AI models can determine a file’s “maliciousness” with no previous knowledge of the file, relying instead on analysis of the file’s innate properties. With sufficient quality data available, AI techniques easily outperform traditional signature-based or indicator of compromise (IOC)-based prevention approaches, which retroactively seek out artefacts an attacker leaves during a breach.
However, there are many breach scenarios that happen today that require behavioural analysis to isolate threats based on observing the actions taken.
Consider this: 40 percent of intrusions don’t actually involve any malware, but instead, leverage stolen credentials and living-off-the-land techniques like the use of PowerShell and legitimate Windows tools, which is why you need security solutions that cover the entire threat lifecycle.
With IoT gaining significance, what is the next wave of technology in end-point protection? What can CISOs do to ensure that the entire data path – right from the end-point to the datacenter is protected?
Adversaries will continue to target traditional endpoint technology through to critical infrastructure and in the future IoT devices. Every device and platform needs to be secured, from laptops, workstations, servers, cloud workloads, containers through to mobile devices as an example.
To stop breaches, it is important to combine domain knowledge of the threat landscape, actionable intelligence, advanced security services and endpoint protection technology.

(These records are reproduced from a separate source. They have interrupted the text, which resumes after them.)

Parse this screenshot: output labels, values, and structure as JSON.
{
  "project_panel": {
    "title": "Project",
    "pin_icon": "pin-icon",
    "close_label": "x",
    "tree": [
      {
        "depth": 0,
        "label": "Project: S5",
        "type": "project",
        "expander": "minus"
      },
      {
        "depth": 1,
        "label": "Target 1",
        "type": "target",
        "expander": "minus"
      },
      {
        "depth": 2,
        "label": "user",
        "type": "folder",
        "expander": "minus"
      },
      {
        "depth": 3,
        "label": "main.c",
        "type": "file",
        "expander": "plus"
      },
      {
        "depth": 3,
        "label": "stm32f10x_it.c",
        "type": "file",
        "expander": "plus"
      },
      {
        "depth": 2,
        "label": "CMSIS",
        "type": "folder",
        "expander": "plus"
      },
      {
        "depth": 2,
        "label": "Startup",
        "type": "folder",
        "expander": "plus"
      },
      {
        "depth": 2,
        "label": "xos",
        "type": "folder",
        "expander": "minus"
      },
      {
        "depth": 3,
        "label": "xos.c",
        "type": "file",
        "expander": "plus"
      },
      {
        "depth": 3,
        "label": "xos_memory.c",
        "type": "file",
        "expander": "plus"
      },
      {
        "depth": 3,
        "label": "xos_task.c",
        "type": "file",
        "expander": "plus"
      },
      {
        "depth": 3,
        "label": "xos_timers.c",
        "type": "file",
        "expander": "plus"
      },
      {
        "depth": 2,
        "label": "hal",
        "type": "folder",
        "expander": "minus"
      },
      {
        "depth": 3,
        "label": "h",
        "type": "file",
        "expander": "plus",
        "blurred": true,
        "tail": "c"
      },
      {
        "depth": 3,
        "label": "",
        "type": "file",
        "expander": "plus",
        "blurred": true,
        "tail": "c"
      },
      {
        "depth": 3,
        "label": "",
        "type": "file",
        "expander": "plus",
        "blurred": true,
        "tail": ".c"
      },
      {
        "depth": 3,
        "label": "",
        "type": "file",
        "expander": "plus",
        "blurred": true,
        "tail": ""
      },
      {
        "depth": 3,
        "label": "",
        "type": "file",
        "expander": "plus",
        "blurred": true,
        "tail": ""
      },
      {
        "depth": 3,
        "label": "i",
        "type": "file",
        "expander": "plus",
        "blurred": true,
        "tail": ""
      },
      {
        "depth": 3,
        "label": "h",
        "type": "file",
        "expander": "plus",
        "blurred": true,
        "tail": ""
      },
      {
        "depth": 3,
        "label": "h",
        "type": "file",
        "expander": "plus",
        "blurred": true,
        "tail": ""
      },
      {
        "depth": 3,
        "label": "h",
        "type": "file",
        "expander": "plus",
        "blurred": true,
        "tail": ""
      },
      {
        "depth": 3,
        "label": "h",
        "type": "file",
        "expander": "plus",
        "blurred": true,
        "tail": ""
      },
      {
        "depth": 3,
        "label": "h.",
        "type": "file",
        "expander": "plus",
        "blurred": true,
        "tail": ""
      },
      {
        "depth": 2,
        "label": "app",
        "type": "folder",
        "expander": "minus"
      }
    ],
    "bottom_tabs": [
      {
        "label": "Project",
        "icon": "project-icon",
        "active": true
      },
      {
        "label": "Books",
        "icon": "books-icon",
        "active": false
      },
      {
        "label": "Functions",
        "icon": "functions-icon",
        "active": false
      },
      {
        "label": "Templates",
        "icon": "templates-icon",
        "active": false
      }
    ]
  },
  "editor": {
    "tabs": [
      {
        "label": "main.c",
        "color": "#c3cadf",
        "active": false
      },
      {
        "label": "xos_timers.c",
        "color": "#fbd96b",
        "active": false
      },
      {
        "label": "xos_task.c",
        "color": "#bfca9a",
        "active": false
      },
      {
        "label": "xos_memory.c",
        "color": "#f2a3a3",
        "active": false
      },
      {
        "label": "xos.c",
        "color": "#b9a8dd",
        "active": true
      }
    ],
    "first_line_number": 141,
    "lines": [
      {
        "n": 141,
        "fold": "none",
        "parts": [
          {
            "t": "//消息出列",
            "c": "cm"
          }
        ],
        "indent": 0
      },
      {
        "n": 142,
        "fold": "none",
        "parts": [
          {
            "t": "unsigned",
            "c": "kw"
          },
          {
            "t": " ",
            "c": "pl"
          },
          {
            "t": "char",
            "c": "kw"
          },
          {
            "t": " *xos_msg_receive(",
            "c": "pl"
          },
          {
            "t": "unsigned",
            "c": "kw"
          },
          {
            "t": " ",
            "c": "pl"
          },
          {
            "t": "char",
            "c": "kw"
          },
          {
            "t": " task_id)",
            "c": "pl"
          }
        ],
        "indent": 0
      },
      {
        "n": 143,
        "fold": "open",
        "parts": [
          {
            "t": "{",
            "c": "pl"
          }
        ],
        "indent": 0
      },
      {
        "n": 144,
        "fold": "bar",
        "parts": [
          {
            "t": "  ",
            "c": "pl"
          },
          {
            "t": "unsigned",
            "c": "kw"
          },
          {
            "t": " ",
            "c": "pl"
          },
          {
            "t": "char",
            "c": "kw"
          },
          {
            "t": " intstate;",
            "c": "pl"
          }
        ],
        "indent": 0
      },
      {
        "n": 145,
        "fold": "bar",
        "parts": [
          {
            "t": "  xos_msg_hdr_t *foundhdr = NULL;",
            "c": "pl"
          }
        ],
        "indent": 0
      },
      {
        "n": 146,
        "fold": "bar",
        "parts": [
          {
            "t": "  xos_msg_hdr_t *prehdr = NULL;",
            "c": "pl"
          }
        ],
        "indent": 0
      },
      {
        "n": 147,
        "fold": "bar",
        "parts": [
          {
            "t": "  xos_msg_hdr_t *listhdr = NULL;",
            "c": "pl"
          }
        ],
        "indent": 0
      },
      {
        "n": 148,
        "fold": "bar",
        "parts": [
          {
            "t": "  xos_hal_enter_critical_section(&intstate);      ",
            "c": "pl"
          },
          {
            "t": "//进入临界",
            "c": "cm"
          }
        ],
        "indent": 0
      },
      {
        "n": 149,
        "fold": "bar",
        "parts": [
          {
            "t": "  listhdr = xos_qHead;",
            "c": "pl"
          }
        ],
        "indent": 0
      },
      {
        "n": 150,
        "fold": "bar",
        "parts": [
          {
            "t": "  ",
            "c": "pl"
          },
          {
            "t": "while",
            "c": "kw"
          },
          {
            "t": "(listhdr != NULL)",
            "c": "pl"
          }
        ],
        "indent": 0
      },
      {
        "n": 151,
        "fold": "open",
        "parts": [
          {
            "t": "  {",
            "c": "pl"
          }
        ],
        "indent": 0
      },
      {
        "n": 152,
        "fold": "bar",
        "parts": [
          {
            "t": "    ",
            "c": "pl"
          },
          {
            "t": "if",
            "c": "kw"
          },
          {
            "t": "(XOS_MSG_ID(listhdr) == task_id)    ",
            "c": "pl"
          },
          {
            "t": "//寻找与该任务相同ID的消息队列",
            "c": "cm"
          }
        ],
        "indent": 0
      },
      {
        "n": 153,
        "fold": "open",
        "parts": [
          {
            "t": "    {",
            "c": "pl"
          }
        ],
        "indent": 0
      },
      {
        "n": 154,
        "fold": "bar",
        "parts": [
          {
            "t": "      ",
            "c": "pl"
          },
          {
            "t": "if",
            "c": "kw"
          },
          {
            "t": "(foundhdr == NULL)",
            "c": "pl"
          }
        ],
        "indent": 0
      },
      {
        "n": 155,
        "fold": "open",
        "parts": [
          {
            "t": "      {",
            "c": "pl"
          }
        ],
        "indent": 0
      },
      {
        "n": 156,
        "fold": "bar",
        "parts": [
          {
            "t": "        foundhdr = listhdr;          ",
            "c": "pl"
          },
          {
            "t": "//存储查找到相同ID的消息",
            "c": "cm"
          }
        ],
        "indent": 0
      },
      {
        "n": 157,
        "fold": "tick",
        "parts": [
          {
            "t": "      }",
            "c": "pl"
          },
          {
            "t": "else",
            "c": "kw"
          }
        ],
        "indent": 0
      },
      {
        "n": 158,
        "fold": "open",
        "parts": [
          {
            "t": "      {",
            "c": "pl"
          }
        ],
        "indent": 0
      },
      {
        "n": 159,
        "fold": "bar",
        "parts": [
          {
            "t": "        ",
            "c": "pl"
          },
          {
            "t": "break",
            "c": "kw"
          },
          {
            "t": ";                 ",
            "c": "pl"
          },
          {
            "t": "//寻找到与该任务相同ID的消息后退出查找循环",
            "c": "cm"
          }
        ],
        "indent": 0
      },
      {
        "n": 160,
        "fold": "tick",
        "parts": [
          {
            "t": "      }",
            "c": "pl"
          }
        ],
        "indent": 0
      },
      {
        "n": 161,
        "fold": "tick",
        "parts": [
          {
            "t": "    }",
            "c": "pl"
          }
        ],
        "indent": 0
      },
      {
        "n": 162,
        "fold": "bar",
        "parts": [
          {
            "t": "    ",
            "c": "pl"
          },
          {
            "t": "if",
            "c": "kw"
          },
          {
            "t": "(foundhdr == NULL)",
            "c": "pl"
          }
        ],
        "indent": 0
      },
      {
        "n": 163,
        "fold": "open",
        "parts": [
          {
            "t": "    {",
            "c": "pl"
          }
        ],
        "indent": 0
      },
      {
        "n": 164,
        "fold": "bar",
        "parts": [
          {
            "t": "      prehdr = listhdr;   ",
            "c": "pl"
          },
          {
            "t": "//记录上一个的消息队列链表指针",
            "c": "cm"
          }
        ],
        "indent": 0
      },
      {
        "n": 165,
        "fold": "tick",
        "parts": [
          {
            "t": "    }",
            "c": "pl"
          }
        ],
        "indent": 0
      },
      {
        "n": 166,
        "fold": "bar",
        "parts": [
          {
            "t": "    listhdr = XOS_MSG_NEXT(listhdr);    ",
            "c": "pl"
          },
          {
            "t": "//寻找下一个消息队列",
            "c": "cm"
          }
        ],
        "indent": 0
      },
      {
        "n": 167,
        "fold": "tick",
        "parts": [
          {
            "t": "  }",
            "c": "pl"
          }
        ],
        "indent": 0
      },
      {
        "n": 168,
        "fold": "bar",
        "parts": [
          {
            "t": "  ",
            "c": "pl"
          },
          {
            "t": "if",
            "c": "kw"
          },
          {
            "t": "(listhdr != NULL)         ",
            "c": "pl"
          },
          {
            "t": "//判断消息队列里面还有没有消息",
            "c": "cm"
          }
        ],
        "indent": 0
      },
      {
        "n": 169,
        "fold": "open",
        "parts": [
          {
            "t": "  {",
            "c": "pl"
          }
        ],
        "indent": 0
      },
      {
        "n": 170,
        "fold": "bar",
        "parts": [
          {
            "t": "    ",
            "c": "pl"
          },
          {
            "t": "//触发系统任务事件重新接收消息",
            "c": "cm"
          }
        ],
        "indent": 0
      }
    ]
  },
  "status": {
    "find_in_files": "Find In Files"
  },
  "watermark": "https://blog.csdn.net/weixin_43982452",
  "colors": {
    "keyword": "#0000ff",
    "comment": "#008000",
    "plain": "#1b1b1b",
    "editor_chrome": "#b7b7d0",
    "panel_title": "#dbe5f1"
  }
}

This includes the requirement for visibility, hygiene, threat prevention, application monitoring through to proactive threat hunting combined with threat intelligence.
What sets CrowdStrike Falcon Intelligence and CrowdStrike Falcon OverWatch apart from cyber espionage hunters and other solution providers?
CrowdStrike was established in 2011 as a direct result of the inefficiencies and shortcomings of established products and solutions dominating the cyber market.
As the only endpoint security solution to be built 100 percent in the cloud, CrowdStrike is able to provide customers fast deployment across users, reduction in friction and costs, and infinite scalability that can grow with an organization of any size.
A critical component of the CrowdStrike platform is the CrowdStrike Threat Graph, a massively scalable, cloud-based graph database technology processing 1 trillion events a week across 176 countries.
The CrowdStrike Intelligence team includes an elite team of threat analysts, security researchers, cultural experts and linguists that work together to provide an in-depth and historical understanding of adversaries, their campaigns and their motivations tracking nation-state, eCrime, and hacktivist actors.
A critical component of the CrowdStrike Falcon platform is Falcon OverWatch. This service is comprised of an elite team of security experts who proactively hunt 24x7, investigate and advise on threat activity in a customer environment providing an additional layer of oversight and analysis to ensure that threats don’t get missed.